Engage young historians in learning about America's sixteenth president with this fun Reader's Theater script. The second play in this series puts a modern spin on learning about history, involving a game show where three contestants try...
1st - 5th Social Studies & History CCSS: Adaptable
We the People: The Citizen and the Constitution
Robert Coles’ The Story of Ruby Bridges forms the basis of this powerful cross-curricular study of civic education and civic responsibility. Class members consider how the book presents authority, responsibility, justice, and privacy.....
3rd - 8th English Language Arts
Primary Source Adventures: Texas Annexation: United We Stand? Lesson Plan
Seventh graders study the national effect that the annexation of Texas had on the 1844 Presidential election using primary source documents which they access through web based sources. They examine slavery in Texas during the 1840's and...
7th Social Studies & History
Labor Unions and Working Conditions:United We Stand
Students examine primary documents about the establishment of labor unions. In this organized labor lesson, students research the working conditions that contributed to the growth of the labor union movement. Students make classroom...
6th - 12th Social Studies & History
Taking a Stand on Bullying
Middle schoolers stand up against bullying in a character-building lesson.

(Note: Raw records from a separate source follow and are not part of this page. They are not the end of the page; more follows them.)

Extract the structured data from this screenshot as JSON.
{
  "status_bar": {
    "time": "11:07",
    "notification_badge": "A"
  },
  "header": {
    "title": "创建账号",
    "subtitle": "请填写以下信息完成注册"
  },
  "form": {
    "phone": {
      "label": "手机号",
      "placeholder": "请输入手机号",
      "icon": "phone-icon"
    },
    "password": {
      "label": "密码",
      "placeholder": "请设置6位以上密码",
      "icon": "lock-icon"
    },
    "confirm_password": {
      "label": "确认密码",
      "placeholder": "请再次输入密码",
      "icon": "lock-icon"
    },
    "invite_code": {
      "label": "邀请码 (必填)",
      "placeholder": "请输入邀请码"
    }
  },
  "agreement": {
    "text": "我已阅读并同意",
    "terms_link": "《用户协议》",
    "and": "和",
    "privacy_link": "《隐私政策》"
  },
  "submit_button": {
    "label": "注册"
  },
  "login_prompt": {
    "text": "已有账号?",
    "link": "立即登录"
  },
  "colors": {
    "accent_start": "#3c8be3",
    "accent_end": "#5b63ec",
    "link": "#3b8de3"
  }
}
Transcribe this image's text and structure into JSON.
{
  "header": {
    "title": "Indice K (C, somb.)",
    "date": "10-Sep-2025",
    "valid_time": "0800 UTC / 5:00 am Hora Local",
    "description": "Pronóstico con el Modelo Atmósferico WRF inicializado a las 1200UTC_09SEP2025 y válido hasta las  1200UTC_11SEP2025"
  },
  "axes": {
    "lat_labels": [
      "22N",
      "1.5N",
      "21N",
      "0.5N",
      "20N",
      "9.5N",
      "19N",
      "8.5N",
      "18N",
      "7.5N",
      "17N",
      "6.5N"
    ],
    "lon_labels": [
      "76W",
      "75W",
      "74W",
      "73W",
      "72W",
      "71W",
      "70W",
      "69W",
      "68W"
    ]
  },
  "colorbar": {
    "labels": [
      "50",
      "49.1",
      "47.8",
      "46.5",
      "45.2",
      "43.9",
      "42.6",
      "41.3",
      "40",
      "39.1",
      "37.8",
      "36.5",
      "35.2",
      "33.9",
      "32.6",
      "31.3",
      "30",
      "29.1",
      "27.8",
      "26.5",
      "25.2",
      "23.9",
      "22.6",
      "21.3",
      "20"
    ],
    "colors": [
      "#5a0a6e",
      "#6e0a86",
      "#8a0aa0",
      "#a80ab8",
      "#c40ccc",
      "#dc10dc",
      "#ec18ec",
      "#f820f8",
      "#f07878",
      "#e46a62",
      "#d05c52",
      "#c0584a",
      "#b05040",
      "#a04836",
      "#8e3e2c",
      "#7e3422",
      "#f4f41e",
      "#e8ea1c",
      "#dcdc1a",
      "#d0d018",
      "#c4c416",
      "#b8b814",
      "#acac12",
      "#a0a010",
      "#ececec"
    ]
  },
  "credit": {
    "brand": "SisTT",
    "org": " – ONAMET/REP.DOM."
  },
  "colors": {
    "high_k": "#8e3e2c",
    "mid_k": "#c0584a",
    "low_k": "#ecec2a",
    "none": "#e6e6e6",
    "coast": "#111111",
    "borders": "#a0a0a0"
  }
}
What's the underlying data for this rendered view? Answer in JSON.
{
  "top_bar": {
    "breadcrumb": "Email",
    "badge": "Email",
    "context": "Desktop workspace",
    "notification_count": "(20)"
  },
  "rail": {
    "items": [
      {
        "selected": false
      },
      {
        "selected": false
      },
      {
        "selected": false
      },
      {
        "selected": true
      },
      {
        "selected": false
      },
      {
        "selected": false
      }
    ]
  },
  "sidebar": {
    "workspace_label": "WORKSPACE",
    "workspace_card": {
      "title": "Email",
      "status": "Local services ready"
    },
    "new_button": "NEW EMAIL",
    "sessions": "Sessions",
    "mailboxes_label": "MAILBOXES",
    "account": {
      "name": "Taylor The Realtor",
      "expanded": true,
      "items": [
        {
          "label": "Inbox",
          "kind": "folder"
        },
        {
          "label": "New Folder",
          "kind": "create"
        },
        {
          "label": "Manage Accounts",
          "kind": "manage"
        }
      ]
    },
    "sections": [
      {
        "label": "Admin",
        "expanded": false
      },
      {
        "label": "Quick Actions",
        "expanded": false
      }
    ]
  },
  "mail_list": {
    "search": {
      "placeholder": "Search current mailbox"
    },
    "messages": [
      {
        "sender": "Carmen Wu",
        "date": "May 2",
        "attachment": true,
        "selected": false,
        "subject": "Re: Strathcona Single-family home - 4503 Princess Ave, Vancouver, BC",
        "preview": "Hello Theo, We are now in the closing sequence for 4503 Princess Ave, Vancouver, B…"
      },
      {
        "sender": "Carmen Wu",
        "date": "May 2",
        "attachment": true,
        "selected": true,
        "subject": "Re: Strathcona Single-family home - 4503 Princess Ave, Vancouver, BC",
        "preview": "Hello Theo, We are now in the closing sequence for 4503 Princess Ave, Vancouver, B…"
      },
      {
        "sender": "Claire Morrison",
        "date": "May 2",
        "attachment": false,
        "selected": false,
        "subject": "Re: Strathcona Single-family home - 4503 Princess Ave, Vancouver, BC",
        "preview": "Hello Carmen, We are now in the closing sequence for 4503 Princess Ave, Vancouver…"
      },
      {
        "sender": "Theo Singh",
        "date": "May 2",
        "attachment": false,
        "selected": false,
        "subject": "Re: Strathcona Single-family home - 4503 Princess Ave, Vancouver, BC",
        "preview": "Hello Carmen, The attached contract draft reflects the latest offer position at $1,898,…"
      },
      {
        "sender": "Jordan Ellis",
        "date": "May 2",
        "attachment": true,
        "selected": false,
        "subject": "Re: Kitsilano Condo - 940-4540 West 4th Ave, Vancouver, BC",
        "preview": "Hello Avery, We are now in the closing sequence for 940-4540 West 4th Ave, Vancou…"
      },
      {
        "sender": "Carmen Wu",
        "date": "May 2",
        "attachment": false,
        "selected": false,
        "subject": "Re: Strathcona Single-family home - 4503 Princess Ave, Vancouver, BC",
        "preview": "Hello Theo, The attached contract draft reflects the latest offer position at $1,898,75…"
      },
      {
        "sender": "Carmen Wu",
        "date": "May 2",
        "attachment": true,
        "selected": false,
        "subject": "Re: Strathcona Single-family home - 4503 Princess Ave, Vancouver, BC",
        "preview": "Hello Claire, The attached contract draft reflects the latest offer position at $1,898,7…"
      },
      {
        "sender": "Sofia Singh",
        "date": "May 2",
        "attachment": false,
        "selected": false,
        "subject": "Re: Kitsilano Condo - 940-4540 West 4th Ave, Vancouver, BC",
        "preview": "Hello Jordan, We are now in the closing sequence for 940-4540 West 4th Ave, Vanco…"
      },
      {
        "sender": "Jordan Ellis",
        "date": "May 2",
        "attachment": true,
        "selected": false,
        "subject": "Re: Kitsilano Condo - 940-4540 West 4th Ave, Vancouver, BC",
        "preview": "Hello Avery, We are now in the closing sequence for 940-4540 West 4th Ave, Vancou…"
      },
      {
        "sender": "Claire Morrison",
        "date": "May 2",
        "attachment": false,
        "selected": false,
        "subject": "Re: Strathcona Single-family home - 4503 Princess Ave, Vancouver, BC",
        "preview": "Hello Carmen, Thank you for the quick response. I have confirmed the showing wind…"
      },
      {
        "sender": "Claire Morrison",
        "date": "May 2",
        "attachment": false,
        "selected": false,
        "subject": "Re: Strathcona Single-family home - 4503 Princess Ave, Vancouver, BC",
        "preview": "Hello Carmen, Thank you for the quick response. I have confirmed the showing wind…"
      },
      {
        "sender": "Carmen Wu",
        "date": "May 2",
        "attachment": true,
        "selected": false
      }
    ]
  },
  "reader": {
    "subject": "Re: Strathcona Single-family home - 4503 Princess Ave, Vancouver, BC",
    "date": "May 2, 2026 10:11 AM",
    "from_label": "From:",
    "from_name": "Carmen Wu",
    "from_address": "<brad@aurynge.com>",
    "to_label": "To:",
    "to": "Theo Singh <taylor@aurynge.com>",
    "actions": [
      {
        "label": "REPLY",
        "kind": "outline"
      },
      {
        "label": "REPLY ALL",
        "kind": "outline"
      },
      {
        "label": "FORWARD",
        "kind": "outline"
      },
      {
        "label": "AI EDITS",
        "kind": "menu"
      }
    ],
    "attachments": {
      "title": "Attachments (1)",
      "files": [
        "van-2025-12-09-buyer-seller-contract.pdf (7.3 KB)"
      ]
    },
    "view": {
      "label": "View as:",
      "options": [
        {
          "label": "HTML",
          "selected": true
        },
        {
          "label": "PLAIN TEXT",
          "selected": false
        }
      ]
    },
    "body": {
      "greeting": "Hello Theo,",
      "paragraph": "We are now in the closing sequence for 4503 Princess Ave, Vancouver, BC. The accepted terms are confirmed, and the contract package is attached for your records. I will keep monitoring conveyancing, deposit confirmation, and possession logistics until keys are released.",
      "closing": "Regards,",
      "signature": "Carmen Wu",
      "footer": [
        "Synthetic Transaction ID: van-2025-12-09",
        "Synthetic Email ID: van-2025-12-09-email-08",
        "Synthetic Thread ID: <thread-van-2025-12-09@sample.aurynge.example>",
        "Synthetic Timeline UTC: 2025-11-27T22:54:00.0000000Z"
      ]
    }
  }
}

After discussing historical figures who became advocates in times of adversity, they brainstorm ways to end bullying at their own school, and use a formal letter...
6th - 8th Social Studies & History